James: There’s actually a handful which intrigue me here, but the one which stands out the most in terms of a potential upset is SIU vs. NIU. The Salukis upset NIU in 2007 the last time these two teams faced off against one another, and they historically play close. Of their last four contests, three of them have come down to just one score. This year’s SIU team is a Top 25 unit, ranking #23 heading into this week’s matchup, and have Nic Baker, one of the FCS’ most accurate quarterbacks. NIU could be coming off a bit of a hangover after defeating Boston College, and have struggled to put away FCS teams in recent years.

Keith: I think this week could actually be a MAC sweep. Bowling Green should rebound from last week and while Buffalo has to be still recovering from that big effort last week versus Wisconsin, the Bulls opponent Fordham is not the offensive juggernaut they were last season. I say Central Michigan could be in trouble against New Hampshire. CMU had a tough opponent defensively last week against Michigan State but the jury is still out early on CMU’s offensive prospects for 2023.

Drew: New Hampshire is the best FCS opponent playing the MAC and Central Michigan is one-dimensional on offense right now. Quarterback Bert Emanuel Jr. played in four games last year, significantly in three and attempted eight passes. He started against Michigan State and threw for 87 yards on 17 attempts. The Spartans are tough but 5.1 yards per attempt is not going to cut it. If the Chippewas can’t figure out how to air the ball out, New Hampshire might be able to figure out how to steal this game.
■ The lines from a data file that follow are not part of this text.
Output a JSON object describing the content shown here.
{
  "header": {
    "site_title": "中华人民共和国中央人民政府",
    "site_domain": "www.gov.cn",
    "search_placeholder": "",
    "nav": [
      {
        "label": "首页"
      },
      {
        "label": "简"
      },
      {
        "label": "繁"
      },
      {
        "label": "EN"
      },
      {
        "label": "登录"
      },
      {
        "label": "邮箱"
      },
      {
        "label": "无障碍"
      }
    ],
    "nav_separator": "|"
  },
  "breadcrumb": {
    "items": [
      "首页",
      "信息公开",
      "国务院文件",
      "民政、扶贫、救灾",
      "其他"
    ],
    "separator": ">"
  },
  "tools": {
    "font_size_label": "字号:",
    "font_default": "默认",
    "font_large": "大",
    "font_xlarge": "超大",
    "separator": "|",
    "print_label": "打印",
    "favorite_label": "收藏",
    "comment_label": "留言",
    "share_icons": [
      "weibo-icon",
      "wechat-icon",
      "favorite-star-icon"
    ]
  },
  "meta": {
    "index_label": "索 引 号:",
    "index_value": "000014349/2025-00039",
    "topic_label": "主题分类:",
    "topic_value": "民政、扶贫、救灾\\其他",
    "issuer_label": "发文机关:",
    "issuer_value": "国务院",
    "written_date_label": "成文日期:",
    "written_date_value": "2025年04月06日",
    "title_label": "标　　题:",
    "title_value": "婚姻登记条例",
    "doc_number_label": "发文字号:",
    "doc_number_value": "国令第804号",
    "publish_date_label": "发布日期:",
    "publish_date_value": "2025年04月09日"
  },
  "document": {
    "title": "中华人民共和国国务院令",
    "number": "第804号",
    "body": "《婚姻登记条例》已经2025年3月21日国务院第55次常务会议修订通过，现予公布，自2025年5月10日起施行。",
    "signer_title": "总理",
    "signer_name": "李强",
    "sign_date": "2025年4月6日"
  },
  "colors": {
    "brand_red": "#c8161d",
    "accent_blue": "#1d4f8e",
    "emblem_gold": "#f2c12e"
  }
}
Even if Emanuel Jr. is an incredible runner, that can be contained without the threat to pass.

Alexis: Well, the question was about spiciness, not necessarily an FCS win, so I’ll say all of them. Every one of these games is a test of some kind for the MAC team engaged with them, whether that’s proving they learned from their mistakes last week, or putting the finishing touches on what works for them, or taking all of our expectations yet again and putting them in the garbage disposal. There really is no telling.

Looking at the schedule, there’s three more opportunities for upsets of Power Five opponents. Which one do you see as most likely? Or if not likely, then the one which is most intriguing?

James: I don’t think there will be any upsets, but I do have my eyes on EMU vs. Minnesota, as that’s the last major “B1G/MAC” matchup I think the conference is capable of winning. This Gophers team feels pretty vulnerable compared to prior years, and will be coming off an anemic showing against Nebraska. Granted, we can only glean EMU’s performance from a game vs. Howard, but historically, the Eagles seem to try some things and tend to prioritize shaking off their rust in their FCS matchups before gearing up for their schedule so I’m confident they can come in and make a game of it.

Keith: EMU at Minnesota. The Golden Gophers got the close win in the waning moments against Nebraska last week but it was one of those games that a team wins one time out of ten or less. Minnesota’s offense did not look very explosive last week so EMU has a shot to keep the game close heading into the fourth quarter where a special teams play can seal the deal.

Drew: Eastern Michigan can be Minnesota’s yearly trip over their own feet game. Minnesota really struggled to move the ball against Nebraska in Matt Rhule’s first season at Nebraska. If Eastern can keep Sean Tyler and Corey Crooms in front of them, like have in past seasons, the Eagles could find themselves in this game. The Gopher defense is for real, but Eastern Michigan won’t beat themselves against a power five opponent.

Alexis: I kinda ate my “Toledo can take Illinois” confident take in the last roundtable, so I’m loathe to be that confident again, but it’s also really hard not to be about the Eagles going to Minneapolis. Minnesota should be sweating about this game. Eastern Michigan is looking to prove that last year wasn’t a fluke, that they are capable of sustained levels of success more than once every thirty years, and I really think they have the ability to do it. You can’t eke out wins against Nebraska and think, “oh yeah, we’ll eat this MAC team for breakfast”.